2
\$\begingroup\$

Here's the link to the circuit:

http://rustamaji.net/resource/images/flip-flop2.swf

From the simulation, when the 22k resistors are removed the LEDs stop blinking because the current flowing only around capacitor. When either the other resistors are removed or all resistors are removed, the components on the circuit burn out.

What is the function of resistors in this flip-flop circuit?

\$\endgroup\$
3
  • 1
    \$\begingroup\$ This is not a flip-flop, this is an astable multivibrator. A flip-flop is a bistable multivibrator. More info: en.wikipedia.org/wiki/Multivibrator \$\endgroup\$
    – user17592
    Feb 12, 2013 at 14:27
  • \$\begingroup\$ Funnily enough en.wikipedia.org/wiki/Flip-flop_%28electronics%29 shows some precedent for calling an astable multivibrator a flipflop, at least around 1942... \$\endgroup\$
    – user16324
    Feb 12, 2013 at 16:20
  • \$\begingroup\$ @BrianDrummond you can improve the wikipedia article ;o) \$\endgroup\$
    – jippie
    Feb 12, 2013 at 18:17

2 Answers 2

3
\$\begingroup\$

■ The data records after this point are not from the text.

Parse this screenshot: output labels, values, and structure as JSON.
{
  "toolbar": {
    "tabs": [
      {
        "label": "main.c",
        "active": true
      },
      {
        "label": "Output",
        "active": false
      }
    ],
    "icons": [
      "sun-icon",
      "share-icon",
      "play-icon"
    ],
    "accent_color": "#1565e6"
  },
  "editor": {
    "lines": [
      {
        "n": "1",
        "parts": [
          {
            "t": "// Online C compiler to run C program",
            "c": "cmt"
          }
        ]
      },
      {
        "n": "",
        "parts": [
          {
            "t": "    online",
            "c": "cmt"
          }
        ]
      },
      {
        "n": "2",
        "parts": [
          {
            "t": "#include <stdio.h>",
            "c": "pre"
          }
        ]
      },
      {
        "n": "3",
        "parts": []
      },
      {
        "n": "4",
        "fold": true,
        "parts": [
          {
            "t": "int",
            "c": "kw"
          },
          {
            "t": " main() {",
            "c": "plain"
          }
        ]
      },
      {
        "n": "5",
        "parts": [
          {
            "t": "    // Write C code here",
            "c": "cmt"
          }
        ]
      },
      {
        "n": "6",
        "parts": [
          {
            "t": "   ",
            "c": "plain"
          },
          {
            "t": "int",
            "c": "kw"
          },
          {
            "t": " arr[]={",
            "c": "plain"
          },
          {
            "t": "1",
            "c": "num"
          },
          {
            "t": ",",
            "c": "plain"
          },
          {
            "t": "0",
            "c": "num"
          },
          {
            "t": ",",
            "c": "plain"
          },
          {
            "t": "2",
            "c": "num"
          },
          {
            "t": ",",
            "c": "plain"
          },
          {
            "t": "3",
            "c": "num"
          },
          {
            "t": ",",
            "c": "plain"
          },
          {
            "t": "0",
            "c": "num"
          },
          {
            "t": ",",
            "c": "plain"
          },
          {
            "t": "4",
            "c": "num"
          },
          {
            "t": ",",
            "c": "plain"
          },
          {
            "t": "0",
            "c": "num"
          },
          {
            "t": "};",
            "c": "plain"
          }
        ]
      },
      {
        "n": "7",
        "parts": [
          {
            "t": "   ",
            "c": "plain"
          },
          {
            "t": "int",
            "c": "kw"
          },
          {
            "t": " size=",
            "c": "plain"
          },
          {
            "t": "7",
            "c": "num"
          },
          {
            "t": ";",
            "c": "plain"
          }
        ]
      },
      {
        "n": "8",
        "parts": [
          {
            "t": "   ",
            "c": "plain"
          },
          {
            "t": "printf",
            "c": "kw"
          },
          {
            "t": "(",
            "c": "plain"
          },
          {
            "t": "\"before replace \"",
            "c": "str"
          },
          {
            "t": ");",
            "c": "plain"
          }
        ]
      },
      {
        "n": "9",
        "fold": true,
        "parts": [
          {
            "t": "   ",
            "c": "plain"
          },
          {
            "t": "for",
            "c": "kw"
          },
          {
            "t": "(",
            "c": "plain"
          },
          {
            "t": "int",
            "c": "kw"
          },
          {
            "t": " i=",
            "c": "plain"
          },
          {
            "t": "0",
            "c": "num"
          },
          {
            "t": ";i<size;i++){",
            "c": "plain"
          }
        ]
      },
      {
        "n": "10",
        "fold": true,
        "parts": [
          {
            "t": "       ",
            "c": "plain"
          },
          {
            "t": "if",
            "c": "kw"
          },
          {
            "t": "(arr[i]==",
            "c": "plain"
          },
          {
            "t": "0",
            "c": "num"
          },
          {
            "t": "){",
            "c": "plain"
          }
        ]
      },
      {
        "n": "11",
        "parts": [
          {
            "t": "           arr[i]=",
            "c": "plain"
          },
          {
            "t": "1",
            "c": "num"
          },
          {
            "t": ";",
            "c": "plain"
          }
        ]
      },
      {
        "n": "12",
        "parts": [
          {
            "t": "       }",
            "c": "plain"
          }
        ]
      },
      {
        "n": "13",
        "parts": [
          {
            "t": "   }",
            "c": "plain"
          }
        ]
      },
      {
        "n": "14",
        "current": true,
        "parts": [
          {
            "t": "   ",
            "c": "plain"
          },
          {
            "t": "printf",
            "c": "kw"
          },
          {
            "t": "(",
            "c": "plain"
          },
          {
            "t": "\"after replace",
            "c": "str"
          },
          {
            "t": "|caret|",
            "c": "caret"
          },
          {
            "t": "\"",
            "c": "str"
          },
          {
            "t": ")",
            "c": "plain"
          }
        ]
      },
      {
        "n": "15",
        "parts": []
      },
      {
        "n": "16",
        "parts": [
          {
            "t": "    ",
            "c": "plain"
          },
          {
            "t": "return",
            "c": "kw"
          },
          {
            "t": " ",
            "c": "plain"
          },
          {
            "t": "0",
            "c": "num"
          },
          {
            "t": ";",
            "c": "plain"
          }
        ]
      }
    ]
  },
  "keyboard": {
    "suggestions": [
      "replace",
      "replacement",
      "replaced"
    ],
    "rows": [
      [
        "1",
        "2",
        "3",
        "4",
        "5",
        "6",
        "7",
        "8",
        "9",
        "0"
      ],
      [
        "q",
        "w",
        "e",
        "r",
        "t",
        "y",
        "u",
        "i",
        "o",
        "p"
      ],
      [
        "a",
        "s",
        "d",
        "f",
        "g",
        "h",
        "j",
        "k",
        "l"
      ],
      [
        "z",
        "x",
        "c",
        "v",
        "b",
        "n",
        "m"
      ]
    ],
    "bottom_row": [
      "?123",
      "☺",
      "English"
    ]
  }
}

The 22K resistors supply base current to turn the transistors on. Whichever transistor turns on faster, pulls its collector low, and that falling voltage is coupled by the capacitor to the other base, keeping the other transistor turned off.

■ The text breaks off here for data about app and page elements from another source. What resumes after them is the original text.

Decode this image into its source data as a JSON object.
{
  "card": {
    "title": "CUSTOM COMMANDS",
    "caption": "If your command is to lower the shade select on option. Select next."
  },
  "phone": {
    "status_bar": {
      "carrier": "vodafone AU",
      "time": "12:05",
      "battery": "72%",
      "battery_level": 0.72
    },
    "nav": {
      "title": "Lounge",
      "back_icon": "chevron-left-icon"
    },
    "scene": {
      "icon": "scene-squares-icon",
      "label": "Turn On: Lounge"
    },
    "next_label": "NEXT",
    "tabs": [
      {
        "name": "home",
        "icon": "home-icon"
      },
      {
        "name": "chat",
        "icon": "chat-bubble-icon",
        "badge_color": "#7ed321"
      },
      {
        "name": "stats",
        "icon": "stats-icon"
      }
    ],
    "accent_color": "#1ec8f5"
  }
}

Eventually that capacitor charges up and base current starts to flow into the second transistor, which starts turning on. Now its capacitor starts stealing the first transistor's base current turning it off.

So the 22k resistors have 2 functions :
(1) they supply base current to the transistors, and
(2) they - and the capacitors - determine the time delay between transistors switching on, and thus the frequency of oscillation. If they are unequal (or the capacitors are unequal) the duty cycle is not 50% because "on" and "off" times are different.

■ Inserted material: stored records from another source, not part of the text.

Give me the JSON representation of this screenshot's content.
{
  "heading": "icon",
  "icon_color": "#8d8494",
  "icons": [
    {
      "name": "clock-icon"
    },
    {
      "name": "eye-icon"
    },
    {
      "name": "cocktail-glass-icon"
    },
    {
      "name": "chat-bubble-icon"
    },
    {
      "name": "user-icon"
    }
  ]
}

\$\endgroup\$
1
  • \$\begingroup\$ It's worthwhile to note that if everything is perfectly balanced, the circuit might in theory reach an equilibrium state, but the equilibrium will be unstable; any imbalance will get amplified exponentially until the circuit falls into a clean oscillation pattern. This circuit will (for all practical purposes) always start, but the time required to start up may be longer than an oscillation period once it does. \$\endgroup\$
    – supercat
    Feb 12, 2013 at 17:23
0
\$\begingroup\$

The 470 Ohm resistors are meant to protect the LEDs from high currents: you can find more explanation here.

The 22k resistors are used together with the capacitors in order to create a time constant that allows the circuit to oscillate at a given frequency. The circuit works as an astable multivibrator: you can find examples here and here.

\$\endgroup\$

Your Answer

By clicking “Post Your Answer”, you agree to our terms of service and acknowledge you have read our privacy policy.

Not the answer you're looking for? Browse other questions tagged or ask your own question.